The “laws of intestacy” specify that the estate of an unmarried person who has no Will would pass in equal shares to the children equally and if a child was deceased, then his/her share would pass to his/her descendants if any. If the deceased has no children, the estate passes to his/her surviving parent or parents, and if none, then to the descendants of the parents (i.e., the deceased’s siblings or nieces and nephews). If a single individual dies and has no surviving parents, children, siblings or nieces/nephews, the estate will pass to further remote relatives such as cousins. Ultimately, the estate can escheat to the State of New Jersey when there are no kin who can be located.

The only way to be sure that your estate will pass to your partner is to structure things properly in writing. There will be NJ inheritance tax due if it passes to your partner who isn’t your spouse, so that needs to be factored into the planning. The passage of the estate can be managed through a Last Will and Testament or a Living Trust, (or both) as well as certain beneficiary designations, depending on your specific situation.  Each case needs individual attention.

With a Will or Trust  you can make specific arrangements to protect the well-being of your own children, whether that’s by designating a Guardian (for minors) or structuring the way their inheritance would be managed.

As for decisions to be made during your lifetime if you become incapacitated, there is a preference in the statutes for next of kin as decision-makers. If you want your partner to be the primary Agent on your behalf, you would need to sign legal documents to that effect — power of attorney, health care power of attorney. You can also sign an Appointment of Funeral Agent. All of this documentation goes a long way to prevent disputes over who has authority, who inherits, and who should make decisions for you.

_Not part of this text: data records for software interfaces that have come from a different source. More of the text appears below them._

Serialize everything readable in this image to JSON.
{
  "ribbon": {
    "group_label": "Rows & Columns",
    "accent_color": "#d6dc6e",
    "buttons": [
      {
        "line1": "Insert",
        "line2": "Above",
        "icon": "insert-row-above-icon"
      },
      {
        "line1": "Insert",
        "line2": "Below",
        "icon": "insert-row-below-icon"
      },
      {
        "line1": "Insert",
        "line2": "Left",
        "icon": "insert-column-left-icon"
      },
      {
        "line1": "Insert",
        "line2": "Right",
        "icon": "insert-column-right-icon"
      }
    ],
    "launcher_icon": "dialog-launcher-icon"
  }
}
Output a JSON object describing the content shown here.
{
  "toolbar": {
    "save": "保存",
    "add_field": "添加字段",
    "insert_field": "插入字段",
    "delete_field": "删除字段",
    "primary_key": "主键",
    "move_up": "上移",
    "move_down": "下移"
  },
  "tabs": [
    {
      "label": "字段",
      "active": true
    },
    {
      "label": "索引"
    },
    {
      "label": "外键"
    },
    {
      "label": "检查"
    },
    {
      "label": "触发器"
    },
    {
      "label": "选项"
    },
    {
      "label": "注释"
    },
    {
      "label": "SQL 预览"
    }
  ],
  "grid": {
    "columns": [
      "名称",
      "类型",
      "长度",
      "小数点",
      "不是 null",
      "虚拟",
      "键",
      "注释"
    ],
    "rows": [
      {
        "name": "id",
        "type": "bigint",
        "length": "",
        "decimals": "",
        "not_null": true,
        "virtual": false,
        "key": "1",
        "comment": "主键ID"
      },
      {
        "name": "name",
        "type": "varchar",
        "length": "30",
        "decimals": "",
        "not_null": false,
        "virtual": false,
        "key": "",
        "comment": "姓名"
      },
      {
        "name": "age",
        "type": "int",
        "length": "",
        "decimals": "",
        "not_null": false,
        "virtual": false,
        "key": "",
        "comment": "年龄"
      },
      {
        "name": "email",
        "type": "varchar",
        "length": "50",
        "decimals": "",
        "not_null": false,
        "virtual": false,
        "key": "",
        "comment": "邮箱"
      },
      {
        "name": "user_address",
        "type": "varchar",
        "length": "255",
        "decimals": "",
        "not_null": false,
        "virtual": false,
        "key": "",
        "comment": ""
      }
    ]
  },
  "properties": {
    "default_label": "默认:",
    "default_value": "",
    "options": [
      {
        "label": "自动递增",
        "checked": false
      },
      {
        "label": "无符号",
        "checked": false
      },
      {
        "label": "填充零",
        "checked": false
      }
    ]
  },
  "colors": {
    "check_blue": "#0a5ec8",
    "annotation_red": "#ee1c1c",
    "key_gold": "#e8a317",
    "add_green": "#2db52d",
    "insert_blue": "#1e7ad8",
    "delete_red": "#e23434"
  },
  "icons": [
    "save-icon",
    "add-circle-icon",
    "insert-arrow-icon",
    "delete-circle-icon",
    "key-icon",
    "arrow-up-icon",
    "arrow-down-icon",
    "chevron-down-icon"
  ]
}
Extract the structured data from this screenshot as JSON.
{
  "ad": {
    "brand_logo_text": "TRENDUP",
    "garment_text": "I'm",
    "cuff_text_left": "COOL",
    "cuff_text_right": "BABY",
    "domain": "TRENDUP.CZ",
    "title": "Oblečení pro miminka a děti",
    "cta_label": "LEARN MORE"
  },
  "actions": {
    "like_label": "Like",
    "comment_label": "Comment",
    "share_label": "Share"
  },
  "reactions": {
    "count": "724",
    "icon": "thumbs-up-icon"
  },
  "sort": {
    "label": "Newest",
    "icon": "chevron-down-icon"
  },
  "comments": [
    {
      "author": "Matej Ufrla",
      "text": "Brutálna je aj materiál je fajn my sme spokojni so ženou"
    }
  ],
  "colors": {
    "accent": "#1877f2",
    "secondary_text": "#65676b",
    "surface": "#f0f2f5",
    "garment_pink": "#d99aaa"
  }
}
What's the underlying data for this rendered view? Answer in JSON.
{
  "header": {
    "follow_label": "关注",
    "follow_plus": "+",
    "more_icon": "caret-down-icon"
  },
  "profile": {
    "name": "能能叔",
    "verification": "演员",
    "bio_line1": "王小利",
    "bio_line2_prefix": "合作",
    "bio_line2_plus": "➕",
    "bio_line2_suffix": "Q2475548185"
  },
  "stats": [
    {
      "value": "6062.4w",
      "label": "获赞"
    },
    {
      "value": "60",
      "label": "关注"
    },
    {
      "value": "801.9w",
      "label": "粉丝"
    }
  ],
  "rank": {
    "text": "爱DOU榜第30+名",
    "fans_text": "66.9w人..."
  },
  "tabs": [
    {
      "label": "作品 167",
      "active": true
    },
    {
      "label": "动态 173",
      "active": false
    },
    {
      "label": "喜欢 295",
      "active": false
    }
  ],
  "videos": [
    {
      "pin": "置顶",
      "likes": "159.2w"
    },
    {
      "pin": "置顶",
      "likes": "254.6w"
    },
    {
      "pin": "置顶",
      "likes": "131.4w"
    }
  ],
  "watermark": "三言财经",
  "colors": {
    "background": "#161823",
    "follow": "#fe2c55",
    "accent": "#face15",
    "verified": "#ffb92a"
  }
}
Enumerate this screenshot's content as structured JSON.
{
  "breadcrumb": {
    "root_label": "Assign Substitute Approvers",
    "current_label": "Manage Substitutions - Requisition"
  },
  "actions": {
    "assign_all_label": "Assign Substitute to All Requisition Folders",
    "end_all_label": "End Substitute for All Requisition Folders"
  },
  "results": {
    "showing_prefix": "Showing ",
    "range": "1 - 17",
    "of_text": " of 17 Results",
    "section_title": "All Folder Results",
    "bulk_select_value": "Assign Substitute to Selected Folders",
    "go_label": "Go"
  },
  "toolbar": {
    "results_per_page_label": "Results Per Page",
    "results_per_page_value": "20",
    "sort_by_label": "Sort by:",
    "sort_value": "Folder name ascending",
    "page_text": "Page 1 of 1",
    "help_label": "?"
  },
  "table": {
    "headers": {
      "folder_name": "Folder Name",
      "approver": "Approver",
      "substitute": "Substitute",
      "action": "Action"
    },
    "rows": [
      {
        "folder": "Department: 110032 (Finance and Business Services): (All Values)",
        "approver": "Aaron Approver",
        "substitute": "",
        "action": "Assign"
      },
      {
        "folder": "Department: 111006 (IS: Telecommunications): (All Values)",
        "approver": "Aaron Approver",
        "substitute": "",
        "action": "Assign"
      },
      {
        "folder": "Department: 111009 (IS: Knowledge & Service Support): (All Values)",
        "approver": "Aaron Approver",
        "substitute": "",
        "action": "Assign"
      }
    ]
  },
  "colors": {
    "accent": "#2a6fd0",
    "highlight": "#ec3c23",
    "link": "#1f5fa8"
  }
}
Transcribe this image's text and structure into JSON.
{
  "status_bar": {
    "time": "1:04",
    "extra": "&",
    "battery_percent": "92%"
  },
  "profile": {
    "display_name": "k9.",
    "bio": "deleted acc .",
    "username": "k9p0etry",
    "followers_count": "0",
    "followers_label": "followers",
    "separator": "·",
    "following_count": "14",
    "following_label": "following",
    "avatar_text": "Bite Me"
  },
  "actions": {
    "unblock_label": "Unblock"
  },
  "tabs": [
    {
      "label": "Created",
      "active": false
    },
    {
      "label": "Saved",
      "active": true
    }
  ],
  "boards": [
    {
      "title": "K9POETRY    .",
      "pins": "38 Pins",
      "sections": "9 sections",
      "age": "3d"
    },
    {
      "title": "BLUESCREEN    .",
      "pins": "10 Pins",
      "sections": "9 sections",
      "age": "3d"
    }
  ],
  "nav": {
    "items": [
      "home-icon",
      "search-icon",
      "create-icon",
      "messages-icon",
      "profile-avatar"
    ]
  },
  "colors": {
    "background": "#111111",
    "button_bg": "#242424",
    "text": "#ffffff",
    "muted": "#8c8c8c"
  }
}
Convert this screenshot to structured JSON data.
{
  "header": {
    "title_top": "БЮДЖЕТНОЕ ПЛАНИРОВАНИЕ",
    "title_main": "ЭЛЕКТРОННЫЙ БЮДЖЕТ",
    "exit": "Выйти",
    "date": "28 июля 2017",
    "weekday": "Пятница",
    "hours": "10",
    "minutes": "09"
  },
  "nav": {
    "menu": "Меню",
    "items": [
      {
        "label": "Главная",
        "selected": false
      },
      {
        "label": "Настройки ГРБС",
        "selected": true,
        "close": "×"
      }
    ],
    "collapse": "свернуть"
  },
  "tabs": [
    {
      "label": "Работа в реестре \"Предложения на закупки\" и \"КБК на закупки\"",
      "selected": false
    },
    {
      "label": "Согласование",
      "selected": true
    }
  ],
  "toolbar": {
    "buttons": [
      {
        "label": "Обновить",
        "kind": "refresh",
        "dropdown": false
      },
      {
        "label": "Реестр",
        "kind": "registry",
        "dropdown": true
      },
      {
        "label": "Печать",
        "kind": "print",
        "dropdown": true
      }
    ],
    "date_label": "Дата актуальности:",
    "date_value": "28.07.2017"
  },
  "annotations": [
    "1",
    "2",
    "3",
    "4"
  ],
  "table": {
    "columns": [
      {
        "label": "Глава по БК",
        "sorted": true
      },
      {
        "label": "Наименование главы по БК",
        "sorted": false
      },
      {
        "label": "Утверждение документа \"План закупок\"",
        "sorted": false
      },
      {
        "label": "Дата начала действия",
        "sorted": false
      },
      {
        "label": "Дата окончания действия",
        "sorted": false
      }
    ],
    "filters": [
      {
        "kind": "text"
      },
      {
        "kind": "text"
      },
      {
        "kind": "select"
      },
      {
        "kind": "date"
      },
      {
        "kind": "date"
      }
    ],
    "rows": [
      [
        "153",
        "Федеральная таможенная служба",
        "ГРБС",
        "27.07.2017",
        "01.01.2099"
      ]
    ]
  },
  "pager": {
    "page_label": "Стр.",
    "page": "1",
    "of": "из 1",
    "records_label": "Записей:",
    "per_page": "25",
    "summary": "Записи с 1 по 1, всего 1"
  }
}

You may be wondering if you can just wait until after the wedding. Of course you can. Should you? That’s a different issue. Careful planning can prevent a crisis.

Call us to prepare or update your estate plan …….. 732-382-6070